How It Is Done continued...
Afterward, the radioactive
gas or mist will clear from your lungs as you breathe.
ventilation scan takes about 15 to 30 minutes.
For the perfusion scan, the
technologist cleans the site on your arm where the radioactive tracer will be
injected. A small amount of the radioactive tracer is then injected.
After the radioactive tracer is injected, the camera will scan for
radiation released by the tracer and produce pictures as the tracer moves
through your lungs. The
camera may be repositioned around your chest to get different views. You need to
remain very still during the scans to avoid blurring the pictures.
The perfusion scan takes about 5 to 10 minutes.
How It Feels
You may find that breathing through the
mask during the ventilation scan is uncomfortable, especially if you feel very
short of breath. But you will be given plenty of oxygen through the
You may feel nothing at all from the needle puncture when the
tracer is injected, or you may feel a brief sting or pinch as the needle goes
through the skin. Otherwise, a lung scan is usually painless. You may find it
hard to remain still during the scan. Ask for a pillow or blanket to make
yourself as comfortable as possible before the scan begins.
Allergic reactions to the radioactive
tracer are very rare. Most of the tracer will be eliminated from your body (through
your urine or stool) within a day, so be sure to promptly flush the toilet and

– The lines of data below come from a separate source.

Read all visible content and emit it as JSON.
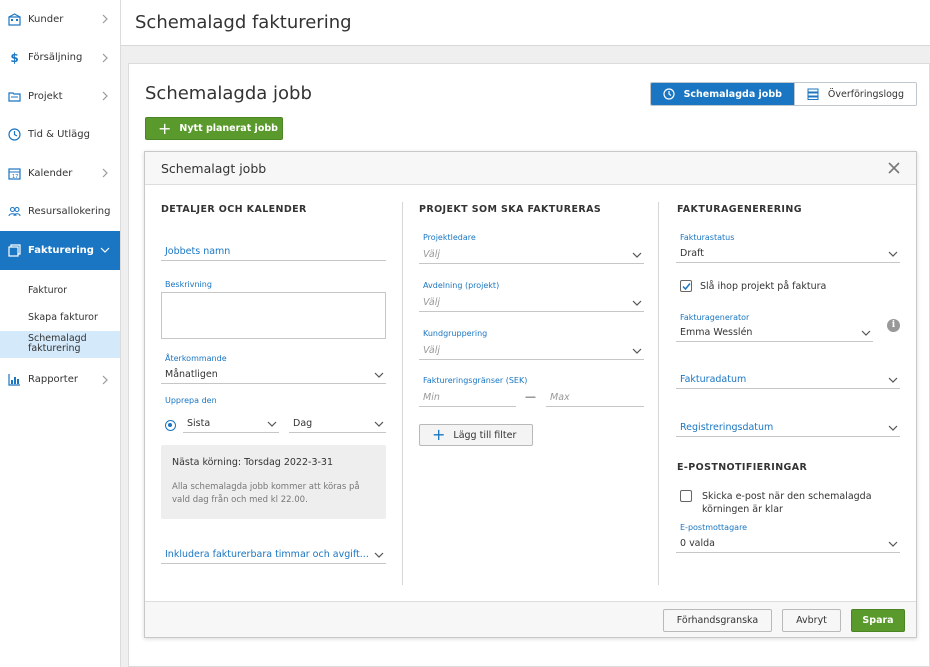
{
  "sidebar": {
    "items": [
      {
        "label": "Kunder",
        "icon": "building-icon",
        "chevron": true
      },
      {
        "label": "Försäljning",
        "icon": "dollar-icon",
        "chevron": true
      },
      {
        "label": "Projekt",
        "icon": "folder-icon",
        "chevron": true
      },
      {
        "label": "Tid & Utlägg",
        "icon": "clock-icon",
        "chevron": false
      },
      {
        "label": "Kalender",
        "icon": "calendar-icon",
        "chevron": true
      },
      {
        "label": "Resursallokering",
        "icon": "people-icon",
        "chevron": false
      },
      {
        "label": "Fakturering",
        "icon": "invoice-icon",
        "chevron": true,
        "active": true
      },
      {
        "label": "Rapporter",
        "icon": "chart-icon",
        "chevron": true
      }
    ],
    "subitems": [
      "Fakturor",
      "Skapa fakturor",
      "Schemalagd fakturering"
    ]
  },
  "header": {
    "title": "Schemalagd fakturering"
  },
  "main": {
    "title": "Schemalagda jobb",
    "tab_scheduled": "Schemalagda jobb",
    "tab_log": "Överföringslogg",
    "new_button": "Nytt planerat jobb"
  },
  "dialog": {
    "title": "Schemalagt jobb",
    "col1": {
      "heading": "DETALJER OCH KALENDER",
      "job_name_placeholder": "Jobbets namn",
      "description_label": "Beskrivning",
      "recurring_label": "Återkommande",
      "recurring_value": "Månatligen",
      "repeat_label": "Upprepa den",
      "repeat_which": "Sista",
      "repeat_unit": "Dag",
      "next_run": "Nästa körning: Torsdag 2022-3-31",
      "next_run_info": "Alla schemalagda jobb kommer att köras på vald dag från och med kl 22.00.",
      "include_label": "Inkludera fakturerbara timmar och avgift..."
    },
    "col2": {
      "heading": "PROJEKT SOM SKA FAKTURERAS",
      "pm_label": "Projektledare",
      "pm_placeholder": "Välj",
      "dept_label": "Avdelning (projekt)",
      "dept_placeholder": "Välj",
      "group_label": "Kundgruppering",
      "group_placeholder": "Välj",
      "limits_label": "Faktureringsgränser (SEK)",
      "min_placeholder": "Min",
      "max_placeholder": "Max",
      "dash": "—",
      "add_filter": "Lägg till filter"
    },
    "col3": {
      "heading": "FAKTURAGENERERING",
      "status_label": "Fakturastatus",
      "status_value": "Draft",
      "merge_label": "Slå ihop projekt på faktura",
      "merge_checked": true,
      "generator_label": "Fakturagenerator",
      "generator_value": "Emma Wesslén",
      "info_glyph": "i",
      "invoice_date_label": "Fakturadatum",
      "reg_date_label": "Registreringsdatum",
      "email_heading": "E-POSTNOTIFIERINGAR",
      "email_send_label": "Skicka e-post när den schemalagda körningen är klar",
      "email_send_checked": false,
      "recipients_label": "E-postmottagare",
      "recipients_value": "0 valda"
    },
    "footer": {
      "preview": "Förhandsgranska",
      "cancel": "Avbryt",
      "save": "Spara"
    }
  },
  "colors": {
    "accent": "#1a76c2",
    "success": "#5a9a2c",
    "active_sub": "#d4e9fa"
  }
}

thoroughly wash your hands with soap and water. The amount of radiation is so
small that it is not a risk for people to come in contact with you following
Occasionally, some soreness or swelling may develop at

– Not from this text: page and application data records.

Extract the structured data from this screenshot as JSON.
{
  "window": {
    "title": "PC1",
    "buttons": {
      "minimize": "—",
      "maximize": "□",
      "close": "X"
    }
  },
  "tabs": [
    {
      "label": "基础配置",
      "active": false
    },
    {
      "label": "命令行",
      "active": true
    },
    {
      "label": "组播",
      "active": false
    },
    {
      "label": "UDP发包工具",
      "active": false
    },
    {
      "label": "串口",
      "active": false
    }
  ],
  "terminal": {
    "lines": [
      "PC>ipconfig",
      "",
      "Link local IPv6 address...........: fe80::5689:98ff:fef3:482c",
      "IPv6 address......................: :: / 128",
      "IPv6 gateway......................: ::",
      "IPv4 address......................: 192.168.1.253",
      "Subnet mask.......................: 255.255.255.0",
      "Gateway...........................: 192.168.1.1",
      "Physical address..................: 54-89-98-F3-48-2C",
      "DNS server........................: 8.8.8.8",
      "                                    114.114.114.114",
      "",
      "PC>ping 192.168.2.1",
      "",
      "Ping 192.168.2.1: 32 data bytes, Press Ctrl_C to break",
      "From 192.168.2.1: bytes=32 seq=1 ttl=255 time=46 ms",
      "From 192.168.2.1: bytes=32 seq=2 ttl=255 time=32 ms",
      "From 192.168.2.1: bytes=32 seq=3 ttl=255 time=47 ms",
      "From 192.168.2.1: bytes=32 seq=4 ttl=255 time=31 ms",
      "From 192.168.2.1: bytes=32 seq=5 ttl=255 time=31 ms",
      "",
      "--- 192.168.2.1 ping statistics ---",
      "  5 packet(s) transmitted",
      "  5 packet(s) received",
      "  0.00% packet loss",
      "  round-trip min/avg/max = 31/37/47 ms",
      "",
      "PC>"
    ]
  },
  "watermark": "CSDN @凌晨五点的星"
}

the injection site. These symptoms can usually be relieved by applying moist,
warm compresses to your arm.
There is always a slight risk of
damage to cells or tissue from being exposed to any radiation, including the

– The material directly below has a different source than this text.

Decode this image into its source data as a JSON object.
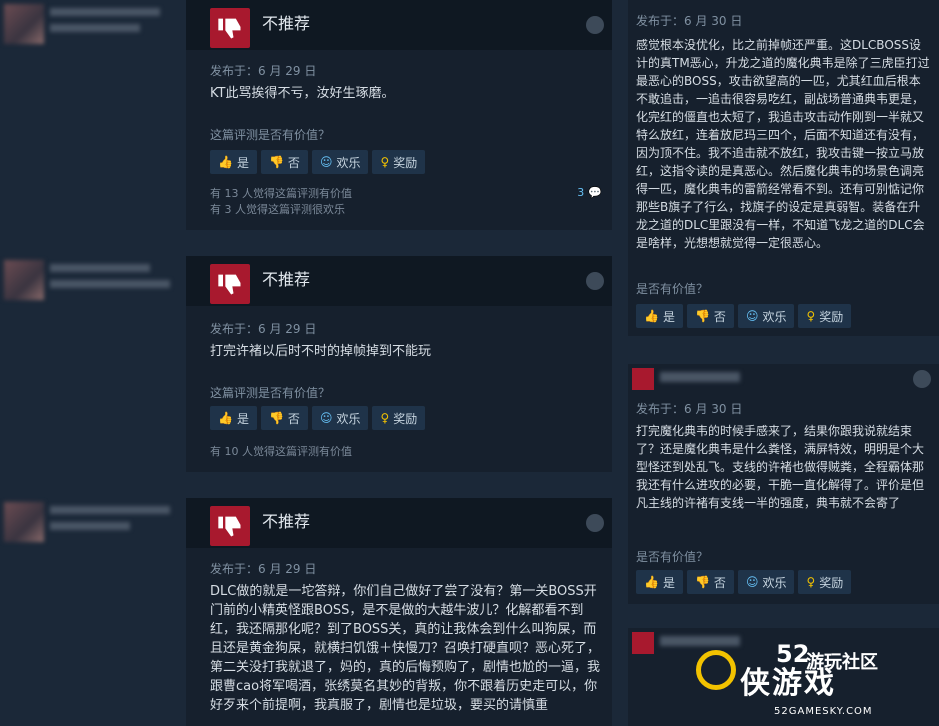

low level of radiation released by the radioactive tracer used for this test.